Monday, November 9, 2009

Resist the Urge to Steal Small Children

Last month I made plans to tag along with a speech therapist for a day, to get a sense of what her daily work routine is like. Those plans fell through when she mistook my 315 phone number for a 312 number - an honest mistake, of course, and an understandable one - 312 is local to Chicago. She came to my apartment to pick me up, but dialed the wrong number and figured that something must have come up for me. Meanwhile, I was upstairs putting the finishing touches on all the questions I was going to ask her.
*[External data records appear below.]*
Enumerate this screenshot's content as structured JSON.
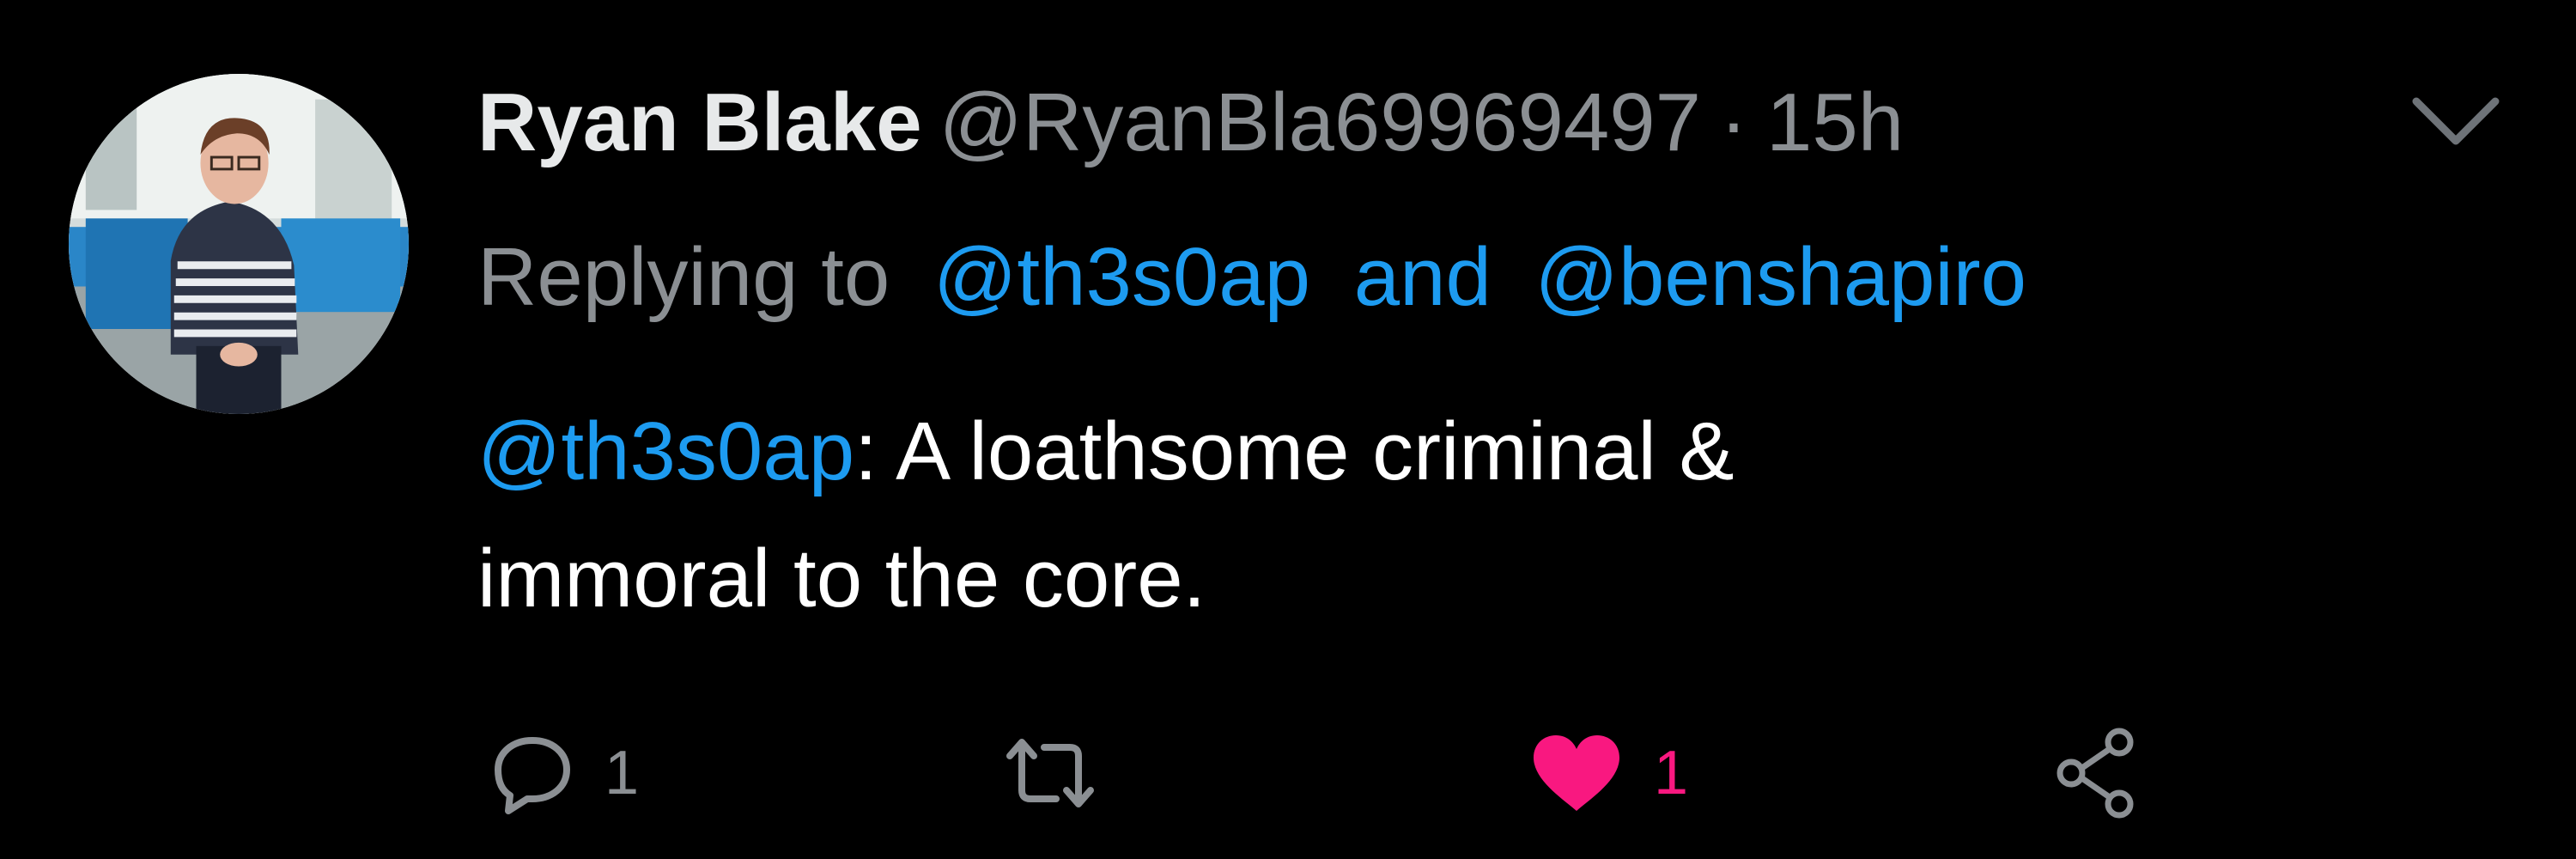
{
  "colors": {
    "background": "#000000",
    "name": "#e7e9ea",
    "muted": "#8b8f93",
    "link": "#1d9bf0",
    "like": "#f91880"
  },
  "tweet": {
    "author": {
      "display_name": "Ryan Blake",
      "handle": "@RyanBla69969497"
    },
    "separator": "·",
    "time": "15h",
    "replying": {
      "prefix": "Replying to",
      "mention_1": "@th3s0ap",
      "conjunction": "and",
      "mention_2": "@benshapiro"
    },
    "body": {
      "mention": "@th3s0ap",
      "line_1_rest": ": A loathsome criminal &",
      "line_2": "immoral to the core."
    },
    "actions": {
      "reply": {
        "icon": "comment-icon",
        "count": "1"
      },
      "retweet": {
        "icon": "retweet-icon"
      },
      "like": {
        "icon": "heart-icon",
        "count": "1",
        "liked": true
      },
      "share": {
        "icon": "share-icon"
      }
    },
    "menu_icon": "chevron-down-icon"
  }
}
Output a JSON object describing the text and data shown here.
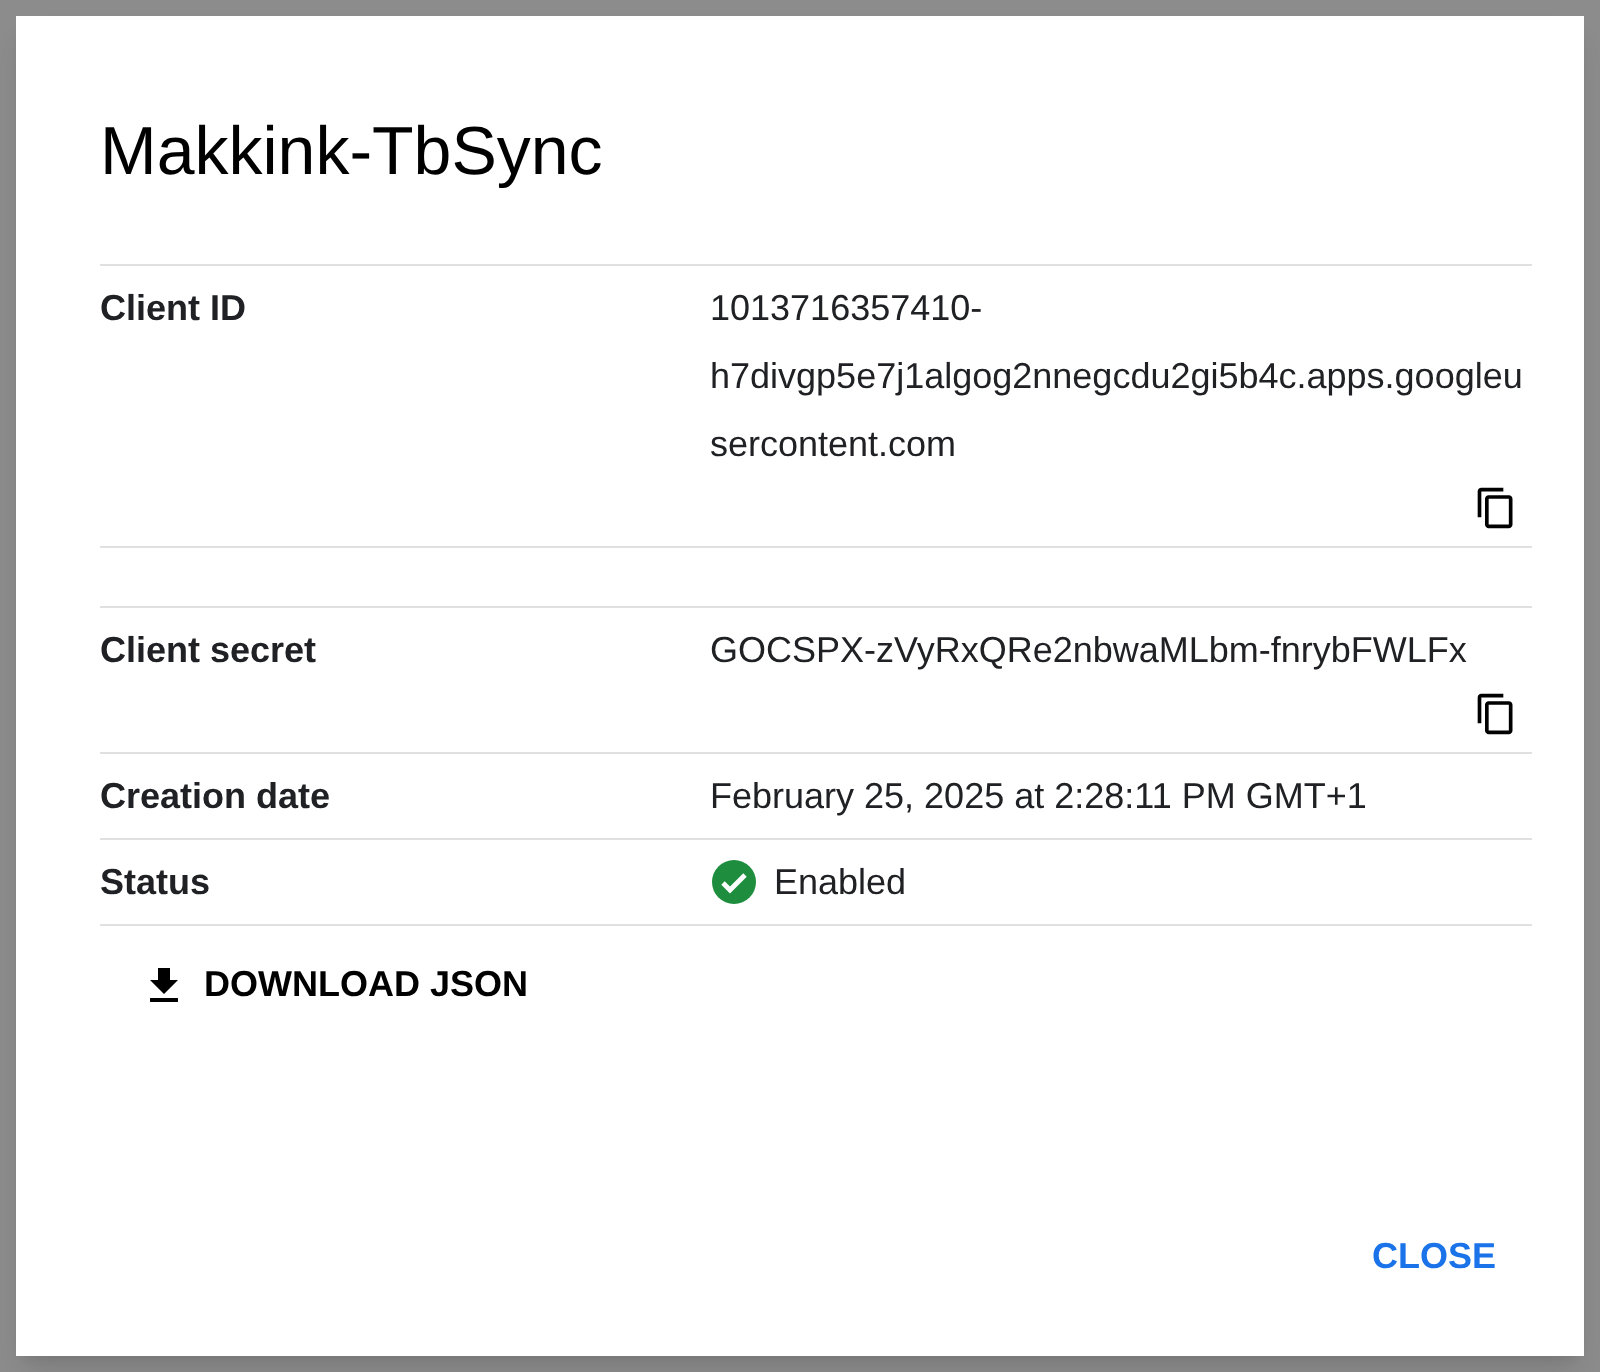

Well, we finally had a chance to reschedule, and I spent a full day with A on Wednesday. We drove from home to home (and to one day care), seeing eight clients in total. A's specialty is early intervention speech therapy, so her clients are between 1 and 3 years old. It was fun to see how much she clearly loves her job. "I get paid to play with kids all day!" she said. Which is true, sort of, but there is obviously much more to it than that...

So how does one administer speech therapy to children so young? Well, one aspect of it is exercising and toning the muscles necessary for speech. Many of the children we visited have already faced serious health challenges (like heart surgery or liver transplant, or in the case of one little boy, down syndrome) in their short lives, and as a result their physical development lags behind what is considered normal for their age. Part of A's job is to get them to strengthen their chest, core, neck and face muscles, as these are all necessary to support speech.

Another key is improving the kids' ability to focus. For example, when A reads a book with one of the children, she gets them involved with pointing to and trying to name things in the book and turning pages. If the child starts to get distracted, A brings their focus back and tells them, "We have to finish the book first." She is strict about keeping the child on track, and she doesn't back down. Some of the kids were pretty irritated with her at times, but they always came back around to smiling at her. Tickling was occasionally necessary.

There is something very appealing about working with young children. For one thing, their little brains and bodies have such an astounding ability to overcome early challenges. A's expectation is that all of her Wednesday clients - except the boy with down syndrome - will fully overcome their difficulties and catch up with 'normal' developmental milestones within several years.

The case that sticks with me the most is that of a 35-month-old girl, L, who has apraxia and extremely low energy. Speech apraxia is when a person has trouble saying what she wants to say correctly and consistently. It is due not to weakness of the speech muscles, but to the muscles not receiving the correct messages from the brain. So L has difficulty putting sounds and syllables together in the correct order to form words. When asked to say "pretty, pretty, pretty," she might say something like, "tehpee, petty, beepee." She seems to understand everything being said to her, but it is very difficult for her to communicate.

Imagine being one month shy of three years old and so totally stuck in your own head like that! I am sure it is immensely frustrating. As a result, L is a very quiet child. It took A a while to warm her up to even trying to talk. Finally, it was the talking toy refrigerator that did the trick. (A brings bags and bags of her own toys and books with her to every home.) L had to say the name of each piece of food in order to play with it. I think I heard a tiny improvement in L's articulation just in the hour that we spent with her. I bet that if her family tried to engage with her and get her to talk every day, her progress would be remarkable. Sadly, that does not seem likely to happen. L's long, dirty fingernails (clip them!), really dry skin (lotion, please!) and blank stare do not paint a very pretty picture.

When I got home on Wednesday, I told K all about my interesting day. I described L and her dirty house and how her parents were home but didn't show any interest in her speech therapy. Sigh. "Should we go steal her and bring her here to live with us?" asked K. Well... that sort of sounded good, but needless to say, "No dear, we really can't do that." Nice of him to ask, though.


  1. I'm glad to read you had a chance to job you think this is something you will be pursuing? Sounds like it would be tough; especially facing parents like little L's (I teared up just reading about it).

  2. So glad this finally happened! What a great experience. I'm with K, sad for little L.